When on the market to buy a home, one of the foremost concerns for homeowners is whether or not their home is safe. But getting the full scope of how a safe a home is can be difficult with a single visit or with one internet search, especially if you aren’t applying effective strategies when you’re doing your homework.
The next time you’re buying, remember these tips while researching the safety of your potential home so that you’re investing in safety rather than just square footage. With a focused study of a house along with an insight on the surrounding neighborhood, you can make a home purchase with a drastically reduced possibility of encountering crime.
With a simple search, it can be easy to find a wealth of statistics and graphics for crime levels anywhere. However, these stats can be misleading if they aren’t taken with some context. For example, crime levels in California average around 4.23 per 1,000 residents; however, consider the fact that cities like Arcadia experience less than 1 per 1,000 whereas areas like Oakland suffer crime rates of almost 20 per 1,000.
Crime rates tend to very intensely based on individual areas rather than entire regions, so researching your specific area rather than general statistics is extremely important for an accurate idea of what crime might look like.
Checking the Area
There is a great deal at play in your home’s actual location that can help you determine its safety. If it is situated far off of main roads in less dense population centers, this statistically improves your chances of reduced levels of crime. It’s important to make a note of anything that might indicate the neighborhood’s safety.
- Foreclosed and poorly maintained properties are red flags to a neighborhood. These properties are more likely to be hotbeds of criminal activity. In properly functioning neighborhoods, foreclosed homes are typically maintained by a neighborhood association.
- Pay attention to poorly maintained lawns, broken fencing or windows, and other unchecked property damages and graffiti. Excessive garbage, broken down cars, and other kinds of debris are also concerns. Neglected-looking neighborhoods tend to harbor more criminals due to what social scientists call the “broken windows” theory.
- Look for home modifications that might indicate a presence of crime. Padlocked gates, barred windows, and other security measures can be helpful in preventing criminals from accessing a property, but they can also be a warning sign of a local crime problem.
- What is the nature of foot traffic on the streets?
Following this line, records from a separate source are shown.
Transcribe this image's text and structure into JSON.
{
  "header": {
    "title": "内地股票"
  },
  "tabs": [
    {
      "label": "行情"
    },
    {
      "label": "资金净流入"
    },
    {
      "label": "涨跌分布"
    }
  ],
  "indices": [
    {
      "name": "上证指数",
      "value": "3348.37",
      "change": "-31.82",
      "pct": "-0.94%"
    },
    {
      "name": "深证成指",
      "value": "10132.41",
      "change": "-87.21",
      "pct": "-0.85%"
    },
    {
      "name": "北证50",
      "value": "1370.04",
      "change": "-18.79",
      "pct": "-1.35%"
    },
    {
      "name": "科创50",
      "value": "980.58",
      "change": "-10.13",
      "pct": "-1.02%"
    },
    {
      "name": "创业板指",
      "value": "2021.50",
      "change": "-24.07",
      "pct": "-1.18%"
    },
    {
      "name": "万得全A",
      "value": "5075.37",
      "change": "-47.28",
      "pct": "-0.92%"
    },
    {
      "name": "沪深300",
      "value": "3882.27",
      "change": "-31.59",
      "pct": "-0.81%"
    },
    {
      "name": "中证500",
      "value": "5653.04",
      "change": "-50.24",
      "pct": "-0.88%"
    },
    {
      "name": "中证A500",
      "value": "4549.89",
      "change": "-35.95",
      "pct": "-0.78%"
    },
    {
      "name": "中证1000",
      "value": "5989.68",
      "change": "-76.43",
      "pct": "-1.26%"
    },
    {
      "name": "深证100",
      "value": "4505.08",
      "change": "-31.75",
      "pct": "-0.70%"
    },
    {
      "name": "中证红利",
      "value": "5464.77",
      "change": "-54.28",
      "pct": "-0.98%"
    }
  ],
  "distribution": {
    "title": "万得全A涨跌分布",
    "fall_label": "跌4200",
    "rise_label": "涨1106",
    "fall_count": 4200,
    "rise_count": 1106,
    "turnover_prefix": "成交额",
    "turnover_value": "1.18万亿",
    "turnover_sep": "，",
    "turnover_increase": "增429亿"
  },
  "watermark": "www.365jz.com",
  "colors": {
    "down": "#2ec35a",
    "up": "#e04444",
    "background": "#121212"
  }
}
Are there children playing, loiterers lingering around certain properties, or nobody at all? If you notice particular trends during repeated visits, they can be significant to how the neighborhood’s safety is perceived by residents.
Inspecting the Home
While the neighborhood that you live in has a huge impact on your property’s exposure to crime, an even greater amount of factors from within your prospective home influences it. Various home modifications and the way that the property is situated are some of the best ways to judge how safe and resistant it is from crime.
- Is there a fence surrounding the property? Is it tall and sturdy enough to repel crooks? A gated fence is one of the first clues of how well a property can fend off home invasion.
- What do the doors and windows looks like? If doors are flimsy and made with low quality pin tumbler locks without any additions, these are marks against them being able to keep out burglars. If windows lack any kind of additions such as screw anchors or screens, this can provide an easy access for invasion.
- Is there wiring already installed for a security alarm system? This doesn’t necessarily indicate your home’s ability to repel crime, but it is an important and costly consideration if you intend on installing home security additions to your home.
- How visible is your home? If its entrance is out of the way and not visible from the street, this can be a serious security problem. Floodlights and motion sensing lights are both options that can keep a home illuminated, so look for these additions.
The Last Line of Defense
You’re obviously not able to be home with your safe keepings at all times, so the last line of defense between you and a burglar, staking out the home, is a safe. Robbers and burglars frequently “stake out” or “case” their targets and this means that your valuables are left for the taking. It is imperative that a safe is considered as a feasible line of defense. Although, any safe may not work, you should understand burglary ratings because some criminals have access to powerful tools. It is important to do some research before equipping your home with a safe.
These considerations are just a few that you can use to help find a home that is as safe as it might be appealing. While curb appeal and convenience of location can be significant, it’s always important to remember the fundamental reason that shelter exists when making a home purchasing decision – to keep its residents safe.